Native-Americans in North Dakota have been experiencing the same discrimination as the African-Americans now demonstrating across America.
Hundreds of North Dakotas went to the streets to support African-Americans even though we have only a few in the state. It was a demonstration of compassion worthy of the state.
In North Dakota, we shouldn’t think about the suffering of minorities without remembering that we have hundreds of Native Americans with grievances to redress.
In their recent demonstrations, the African-Americans were fortunate in that they have been able to focus on a problem that was clearly identified. When it comes to Native Americans, our exploitation and their needs are general, making them difficult to rally societal support.
North Dakota Indians are faced with crisis living from the cradle to the grace. Their longevity is years behind whites; their educational system is second class; they experience chronic health problems; they are ill-prepared for off-reservation jobs.
And tribal councils fester with corruption, some highly paid and drawing double salaries, first as council members and second as economic development board members, or casino board members, or any other board that can be utilized. As they are feasting at the trough, their constituents are suffering all of the ailments of a Third World country.
If State Auditor Joshua Gallion was ever allowed on the reservation to identify the corruption in tribal operations, he would never be seen again. He would find at least 50 irregularities on each of the four reservations.
Patronage is still a big problem. Doreen Yellow Bird of the Fort Berthold Reservation once mourned about the rampant nepotism on reservations:
“Employing people who support them allows leaders to stay in tribal government positions. Nepotism is hobbling program directors and law enforcement officers.”
And there is a worse kind of patronage in the form of foster care payments, patronage that has ended up with the deaths of several children in the past few years, one just weeks ago.
The problem involves the Indian Child Welfare Act that requires that foster children be returned to the tribe even though white foster parents have provided them with education, medical care and love that would not be available on the reservation.
And why would the tribe exercise the option of demanding children back? Why Cousin George or Aunt Isabell needs the monthly stipend that goes with foster children. So children get passed around as patronage.
Writing in the Washington Post, the highly respected George F. Will called it “the blood stained Indian Child Welfare Act”, citing the case of a Methodist minister in Bismarck having to give up Indian foster children on the demand of the Spirit Lake Sioux, only to have one of them killed when a grandparent threw the child down an embankment.
Reservations are a curse for Native-Americans who are not a part of the ruling cliques. They are run like Central American republics, with the largesse consumed by a few at the top and constituents who have little to say about tribal living.
All of the white man’s treaties should have been printed on toilet paper so they could have served some useful purpose.
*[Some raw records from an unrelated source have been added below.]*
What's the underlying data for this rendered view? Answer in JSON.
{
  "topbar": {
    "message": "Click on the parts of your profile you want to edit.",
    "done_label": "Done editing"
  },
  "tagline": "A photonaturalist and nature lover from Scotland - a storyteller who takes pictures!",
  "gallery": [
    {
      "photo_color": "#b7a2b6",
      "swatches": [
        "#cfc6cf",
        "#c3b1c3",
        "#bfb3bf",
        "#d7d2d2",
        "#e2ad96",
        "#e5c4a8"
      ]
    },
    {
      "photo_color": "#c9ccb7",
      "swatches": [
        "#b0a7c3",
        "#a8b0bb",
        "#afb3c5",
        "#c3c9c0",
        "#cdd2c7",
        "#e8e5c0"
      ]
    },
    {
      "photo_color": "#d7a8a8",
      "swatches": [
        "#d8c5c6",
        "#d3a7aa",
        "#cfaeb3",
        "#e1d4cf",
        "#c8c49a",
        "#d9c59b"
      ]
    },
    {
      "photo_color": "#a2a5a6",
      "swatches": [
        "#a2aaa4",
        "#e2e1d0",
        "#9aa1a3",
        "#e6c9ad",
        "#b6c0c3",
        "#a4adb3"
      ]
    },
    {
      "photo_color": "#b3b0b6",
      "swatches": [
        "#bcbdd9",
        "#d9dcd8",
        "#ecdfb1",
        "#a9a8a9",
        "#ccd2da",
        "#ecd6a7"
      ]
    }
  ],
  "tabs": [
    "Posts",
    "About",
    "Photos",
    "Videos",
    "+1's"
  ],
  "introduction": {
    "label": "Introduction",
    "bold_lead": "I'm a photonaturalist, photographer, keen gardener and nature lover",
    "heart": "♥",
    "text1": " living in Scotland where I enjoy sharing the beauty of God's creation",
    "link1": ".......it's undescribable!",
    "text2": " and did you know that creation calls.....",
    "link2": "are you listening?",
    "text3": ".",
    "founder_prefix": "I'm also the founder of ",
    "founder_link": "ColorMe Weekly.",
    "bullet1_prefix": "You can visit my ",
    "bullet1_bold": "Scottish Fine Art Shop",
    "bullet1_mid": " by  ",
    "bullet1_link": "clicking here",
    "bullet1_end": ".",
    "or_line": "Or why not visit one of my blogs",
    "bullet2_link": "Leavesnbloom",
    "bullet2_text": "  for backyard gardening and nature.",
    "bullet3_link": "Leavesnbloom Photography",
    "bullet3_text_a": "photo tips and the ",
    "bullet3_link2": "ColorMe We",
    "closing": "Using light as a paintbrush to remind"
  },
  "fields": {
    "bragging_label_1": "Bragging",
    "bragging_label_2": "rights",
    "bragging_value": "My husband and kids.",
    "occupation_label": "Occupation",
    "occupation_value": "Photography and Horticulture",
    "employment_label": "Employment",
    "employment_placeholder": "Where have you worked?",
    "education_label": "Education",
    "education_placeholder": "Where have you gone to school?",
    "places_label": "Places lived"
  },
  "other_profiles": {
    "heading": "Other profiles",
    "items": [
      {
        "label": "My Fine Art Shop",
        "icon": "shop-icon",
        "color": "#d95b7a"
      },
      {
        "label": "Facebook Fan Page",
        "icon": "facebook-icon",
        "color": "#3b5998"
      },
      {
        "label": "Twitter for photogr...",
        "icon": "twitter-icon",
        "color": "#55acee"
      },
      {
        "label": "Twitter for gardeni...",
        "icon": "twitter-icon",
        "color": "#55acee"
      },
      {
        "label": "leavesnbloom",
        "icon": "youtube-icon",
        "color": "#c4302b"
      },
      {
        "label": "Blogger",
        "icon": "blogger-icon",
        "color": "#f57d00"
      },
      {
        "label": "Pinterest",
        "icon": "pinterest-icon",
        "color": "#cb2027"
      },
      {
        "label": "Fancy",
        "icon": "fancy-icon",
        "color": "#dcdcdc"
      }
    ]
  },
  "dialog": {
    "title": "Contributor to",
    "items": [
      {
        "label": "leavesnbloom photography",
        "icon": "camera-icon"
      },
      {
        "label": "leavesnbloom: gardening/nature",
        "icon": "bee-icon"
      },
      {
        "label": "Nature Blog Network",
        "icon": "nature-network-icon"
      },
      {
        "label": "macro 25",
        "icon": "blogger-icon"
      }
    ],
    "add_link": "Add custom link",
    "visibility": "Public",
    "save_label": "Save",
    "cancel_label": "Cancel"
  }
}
The promises were never kept. The most relevant one today is the assurance that the federal government would provide health care. Despite the chronic ailments suffered by Indians, federal health care was underfunded from the start.
Through the years, we have had study commissions, investigations, meetings with governors and senators, but nothing much has happened. To really solve problems will require money and there will be no money until Native-Americans can deliver huge demonstrations.
In the meantime, discrimination and deprivation on reservations will continue.
Sure we can do better? Where do we start?
Lloyd Omdahl is a former lieutenant governor of North Dakota and former political science professor at the University of North Dakota, Grand Forks.